### [EXERCISE AIM]
Report every line below that carries the word "title".

Items from an interface collection:

------

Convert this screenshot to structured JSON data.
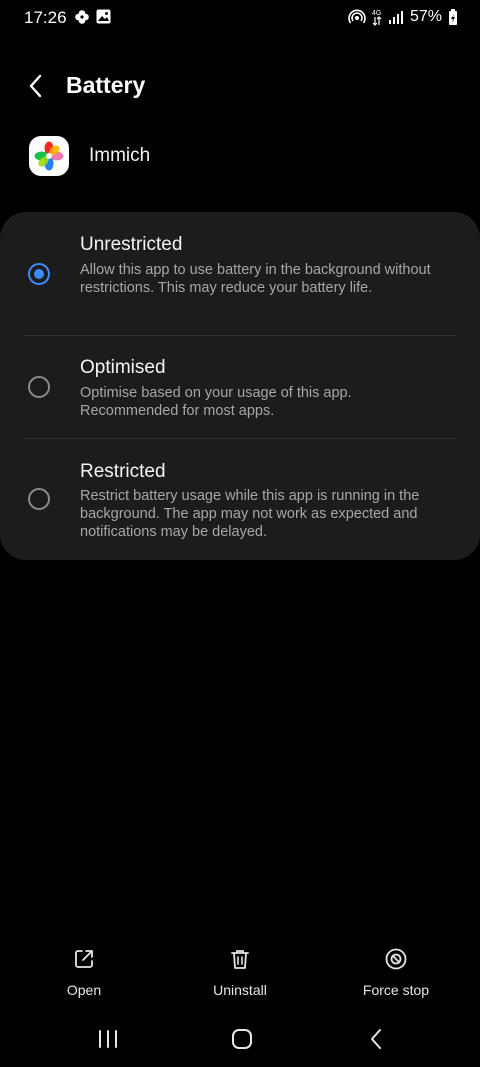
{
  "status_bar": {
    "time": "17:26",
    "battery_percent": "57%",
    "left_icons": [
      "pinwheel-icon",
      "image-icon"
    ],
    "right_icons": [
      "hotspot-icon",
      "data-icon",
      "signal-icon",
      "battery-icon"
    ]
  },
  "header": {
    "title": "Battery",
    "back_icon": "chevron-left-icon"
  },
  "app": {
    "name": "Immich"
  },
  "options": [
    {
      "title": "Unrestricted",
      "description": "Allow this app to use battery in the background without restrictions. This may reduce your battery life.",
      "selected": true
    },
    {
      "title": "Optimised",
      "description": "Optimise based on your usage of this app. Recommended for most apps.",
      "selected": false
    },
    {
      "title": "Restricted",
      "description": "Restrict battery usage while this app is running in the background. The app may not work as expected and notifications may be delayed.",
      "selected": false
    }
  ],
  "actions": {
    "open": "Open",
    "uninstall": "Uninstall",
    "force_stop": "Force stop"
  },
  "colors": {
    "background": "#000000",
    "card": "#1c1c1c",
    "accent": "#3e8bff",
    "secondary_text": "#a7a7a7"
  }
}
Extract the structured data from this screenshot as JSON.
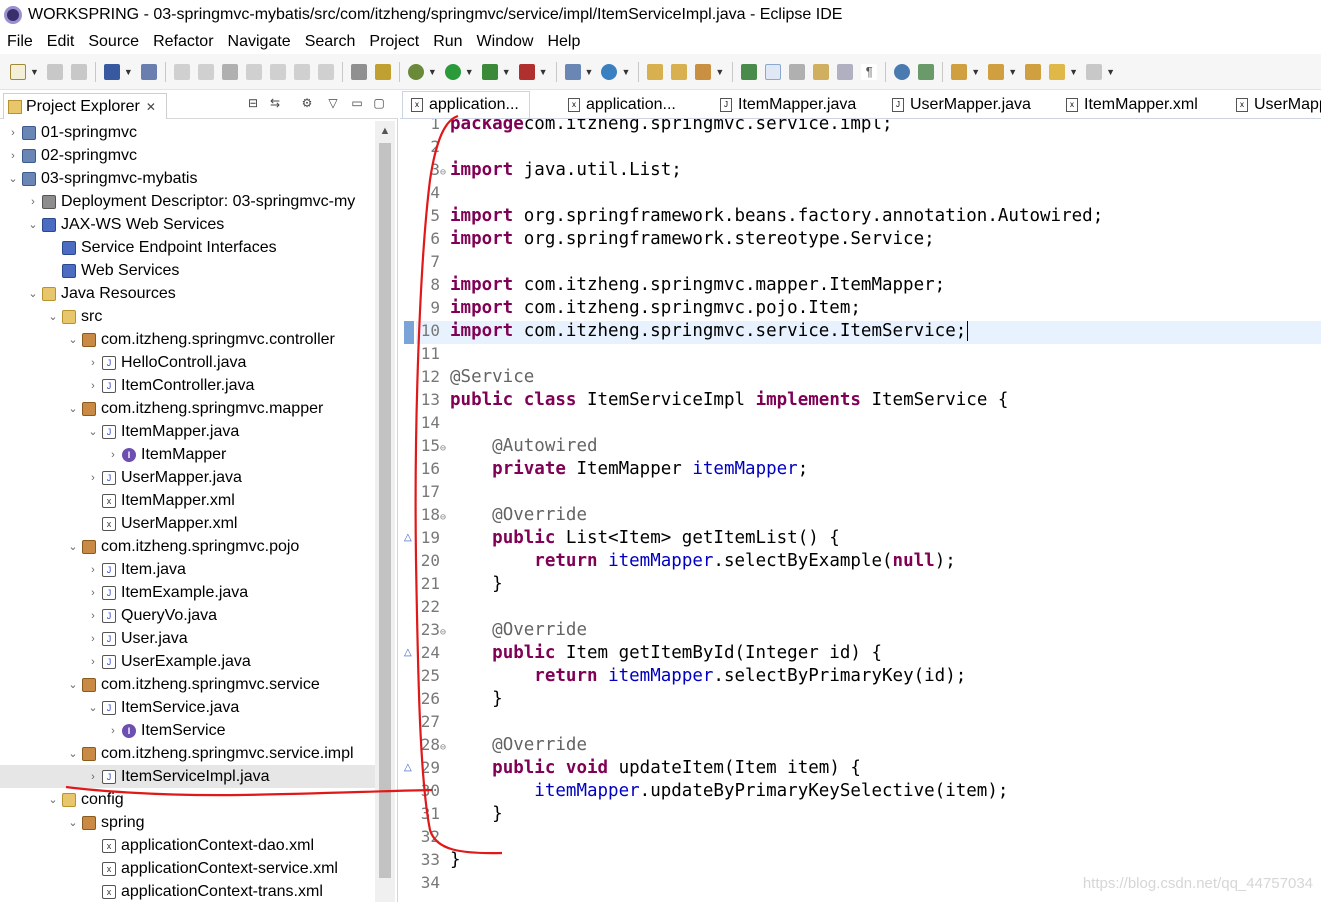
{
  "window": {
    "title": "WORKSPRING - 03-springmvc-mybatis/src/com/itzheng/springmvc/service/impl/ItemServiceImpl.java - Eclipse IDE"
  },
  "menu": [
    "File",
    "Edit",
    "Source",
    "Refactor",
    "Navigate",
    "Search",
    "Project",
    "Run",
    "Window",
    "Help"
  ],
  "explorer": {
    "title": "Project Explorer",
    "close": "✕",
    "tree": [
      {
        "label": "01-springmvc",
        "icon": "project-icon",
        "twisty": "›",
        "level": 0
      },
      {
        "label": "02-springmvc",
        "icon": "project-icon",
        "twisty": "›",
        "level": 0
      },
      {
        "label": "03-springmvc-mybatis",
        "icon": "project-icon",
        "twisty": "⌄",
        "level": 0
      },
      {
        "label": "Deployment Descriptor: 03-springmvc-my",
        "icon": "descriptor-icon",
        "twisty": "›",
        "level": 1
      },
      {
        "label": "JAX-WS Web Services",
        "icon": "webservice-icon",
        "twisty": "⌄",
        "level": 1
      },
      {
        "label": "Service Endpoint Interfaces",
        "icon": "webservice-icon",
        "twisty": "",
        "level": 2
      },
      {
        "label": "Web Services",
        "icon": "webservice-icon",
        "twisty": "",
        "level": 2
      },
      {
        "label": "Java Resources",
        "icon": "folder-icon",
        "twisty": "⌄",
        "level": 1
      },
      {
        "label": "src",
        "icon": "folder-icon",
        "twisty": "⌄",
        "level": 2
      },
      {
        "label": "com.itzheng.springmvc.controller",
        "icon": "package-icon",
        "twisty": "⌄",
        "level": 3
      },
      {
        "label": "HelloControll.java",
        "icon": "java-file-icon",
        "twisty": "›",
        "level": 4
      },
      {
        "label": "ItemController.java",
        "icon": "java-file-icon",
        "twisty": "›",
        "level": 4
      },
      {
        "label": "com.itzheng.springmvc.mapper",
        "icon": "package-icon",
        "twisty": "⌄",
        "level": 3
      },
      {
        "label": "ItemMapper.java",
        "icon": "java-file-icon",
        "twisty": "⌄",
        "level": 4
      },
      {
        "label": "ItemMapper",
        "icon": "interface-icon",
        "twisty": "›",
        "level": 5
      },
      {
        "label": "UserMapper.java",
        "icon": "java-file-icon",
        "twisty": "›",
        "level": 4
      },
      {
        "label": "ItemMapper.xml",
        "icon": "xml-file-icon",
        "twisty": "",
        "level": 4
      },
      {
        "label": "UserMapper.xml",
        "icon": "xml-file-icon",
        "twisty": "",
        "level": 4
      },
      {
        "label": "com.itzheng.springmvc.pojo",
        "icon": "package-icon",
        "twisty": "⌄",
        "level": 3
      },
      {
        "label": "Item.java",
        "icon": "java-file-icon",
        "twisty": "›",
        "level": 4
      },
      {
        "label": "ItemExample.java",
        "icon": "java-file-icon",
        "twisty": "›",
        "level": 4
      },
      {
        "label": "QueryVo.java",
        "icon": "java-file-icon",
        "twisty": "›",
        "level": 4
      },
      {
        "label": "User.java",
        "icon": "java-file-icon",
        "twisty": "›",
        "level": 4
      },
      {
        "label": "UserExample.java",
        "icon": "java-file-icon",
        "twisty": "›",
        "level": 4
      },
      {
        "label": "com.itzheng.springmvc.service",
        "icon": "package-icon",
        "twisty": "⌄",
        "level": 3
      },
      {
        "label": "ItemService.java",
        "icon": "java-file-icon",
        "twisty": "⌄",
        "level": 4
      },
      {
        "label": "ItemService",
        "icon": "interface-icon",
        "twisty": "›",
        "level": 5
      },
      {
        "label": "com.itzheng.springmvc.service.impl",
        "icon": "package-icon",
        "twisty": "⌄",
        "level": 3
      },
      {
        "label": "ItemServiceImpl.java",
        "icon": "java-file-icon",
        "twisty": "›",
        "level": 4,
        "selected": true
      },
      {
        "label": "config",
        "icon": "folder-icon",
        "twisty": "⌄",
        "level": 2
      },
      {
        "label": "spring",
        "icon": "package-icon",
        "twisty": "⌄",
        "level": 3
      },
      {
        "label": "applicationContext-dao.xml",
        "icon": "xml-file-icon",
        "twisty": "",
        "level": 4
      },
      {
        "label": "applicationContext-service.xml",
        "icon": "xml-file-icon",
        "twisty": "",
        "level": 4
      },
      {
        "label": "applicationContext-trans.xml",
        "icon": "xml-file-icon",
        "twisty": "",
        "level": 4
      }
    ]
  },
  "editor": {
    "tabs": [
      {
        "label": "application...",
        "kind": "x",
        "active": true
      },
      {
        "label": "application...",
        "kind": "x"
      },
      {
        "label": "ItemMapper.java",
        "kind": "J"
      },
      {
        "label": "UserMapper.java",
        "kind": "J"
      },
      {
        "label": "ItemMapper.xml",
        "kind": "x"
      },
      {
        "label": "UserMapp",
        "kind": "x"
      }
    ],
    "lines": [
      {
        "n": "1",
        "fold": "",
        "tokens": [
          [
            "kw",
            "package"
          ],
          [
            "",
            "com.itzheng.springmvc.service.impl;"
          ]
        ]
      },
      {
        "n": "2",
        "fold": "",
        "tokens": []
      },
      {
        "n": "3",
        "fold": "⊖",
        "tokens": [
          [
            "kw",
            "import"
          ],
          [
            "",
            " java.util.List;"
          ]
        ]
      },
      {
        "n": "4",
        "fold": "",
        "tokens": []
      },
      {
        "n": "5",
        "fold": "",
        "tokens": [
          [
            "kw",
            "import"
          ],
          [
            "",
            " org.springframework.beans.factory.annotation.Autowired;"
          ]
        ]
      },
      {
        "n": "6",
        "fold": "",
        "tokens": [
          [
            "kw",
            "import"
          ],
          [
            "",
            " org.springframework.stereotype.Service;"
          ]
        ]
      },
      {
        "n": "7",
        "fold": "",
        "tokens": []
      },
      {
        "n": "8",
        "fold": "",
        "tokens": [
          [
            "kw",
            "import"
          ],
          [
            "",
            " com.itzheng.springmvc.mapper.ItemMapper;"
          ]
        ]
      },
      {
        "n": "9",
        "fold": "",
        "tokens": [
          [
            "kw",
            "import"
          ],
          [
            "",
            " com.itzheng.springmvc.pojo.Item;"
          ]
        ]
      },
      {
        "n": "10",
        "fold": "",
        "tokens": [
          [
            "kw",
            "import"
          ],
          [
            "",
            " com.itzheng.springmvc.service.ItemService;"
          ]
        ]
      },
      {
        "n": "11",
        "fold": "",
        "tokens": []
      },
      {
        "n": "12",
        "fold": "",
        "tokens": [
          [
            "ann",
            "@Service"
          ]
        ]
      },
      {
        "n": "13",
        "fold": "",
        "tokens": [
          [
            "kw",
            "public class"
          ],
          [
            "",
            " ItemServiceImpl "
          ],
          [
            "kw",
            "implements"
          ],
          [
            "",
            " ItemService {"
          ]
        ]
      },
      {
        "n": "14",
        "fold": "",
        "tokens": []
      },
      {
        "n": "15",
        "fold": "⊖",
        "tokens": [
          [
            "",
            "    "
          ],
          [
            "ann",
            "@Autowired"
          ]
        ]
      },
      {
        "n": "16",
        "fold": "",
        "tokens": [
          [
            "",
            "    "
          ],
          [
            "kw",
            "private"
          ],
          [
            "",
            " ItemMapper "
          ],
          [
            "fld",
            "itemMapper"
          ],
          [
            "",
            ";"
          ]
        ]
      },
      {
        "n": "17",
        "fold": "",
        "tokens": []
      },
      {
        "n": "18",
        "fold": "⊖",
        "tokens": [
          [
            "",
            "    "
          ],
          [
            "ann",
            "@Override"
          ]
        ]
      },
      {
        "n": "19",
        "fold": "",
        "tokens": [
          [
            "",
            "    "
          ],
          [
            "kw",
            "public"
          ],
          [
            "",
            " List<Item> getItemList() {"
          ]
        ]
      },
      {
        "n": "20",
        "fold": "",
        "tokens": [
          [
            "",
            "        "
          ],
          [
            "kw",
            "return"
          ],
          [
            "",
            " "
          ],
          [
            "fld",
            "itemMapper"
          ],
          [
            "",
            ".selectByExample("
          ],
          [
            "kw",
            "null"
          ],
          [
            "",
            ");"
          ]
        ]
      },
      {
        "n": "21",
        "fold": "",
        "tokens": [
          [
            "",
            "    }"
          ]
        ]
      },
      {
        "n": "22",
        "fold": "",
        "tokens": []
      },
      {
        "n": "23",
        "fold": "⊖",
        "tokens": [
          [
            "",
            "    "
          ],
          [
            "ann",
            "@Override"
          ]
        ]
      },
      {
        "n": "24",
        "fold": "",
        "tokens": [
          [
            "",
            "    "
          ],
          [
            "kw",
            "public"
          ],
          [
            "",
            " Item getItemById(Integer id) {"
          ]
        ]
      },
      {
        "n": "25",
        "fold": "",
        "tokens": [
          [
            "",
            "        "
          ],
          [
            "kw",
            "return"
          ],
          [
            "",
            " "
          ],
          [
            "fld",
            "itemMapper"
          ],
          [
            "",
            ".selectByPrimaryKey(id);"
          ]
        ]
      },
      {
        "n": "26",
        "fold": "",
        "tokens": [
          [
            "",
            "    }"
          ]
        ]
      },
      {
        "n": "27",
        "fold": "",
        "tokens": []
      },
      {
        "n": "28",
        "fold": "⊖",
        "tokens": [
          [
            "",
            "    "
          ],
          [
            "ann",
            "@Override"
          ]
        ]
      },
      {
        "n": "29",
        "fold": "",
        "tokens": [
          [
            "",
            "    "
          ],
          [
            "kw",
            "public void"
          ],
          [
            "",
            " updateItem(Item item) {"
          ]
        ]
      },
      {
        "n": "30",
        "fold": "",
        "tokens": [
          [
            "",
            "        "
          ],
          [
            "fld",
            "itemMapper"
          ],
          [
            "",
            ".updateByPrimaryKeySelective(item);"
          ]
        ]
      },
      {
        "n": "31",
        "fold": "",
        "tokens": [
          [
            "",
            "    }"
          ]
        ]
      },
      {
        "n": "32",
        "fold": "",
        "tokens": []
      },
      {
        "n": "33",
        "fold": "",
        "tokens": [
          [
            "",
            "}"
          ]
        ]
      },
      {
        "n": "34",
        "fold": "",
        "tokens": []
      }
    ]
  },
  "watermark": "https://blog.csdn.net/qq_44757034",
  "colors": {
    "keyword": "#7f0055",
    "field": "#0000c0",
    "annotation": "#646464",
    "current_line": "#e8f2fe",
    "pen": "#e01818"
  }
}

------

### [ANSWER SPACE]
    "title": "Battery",
      "title": "Unrestricted",
      "title": "Optimised",
      "title": "Restricted",
    "title": "WORKSPRING - 03-springmvc-mybatis/src/com/itzheng/springmvc/service/impl/ItemServiceImpl.java - Eclipse IDE"
    "title": "Project Explorer",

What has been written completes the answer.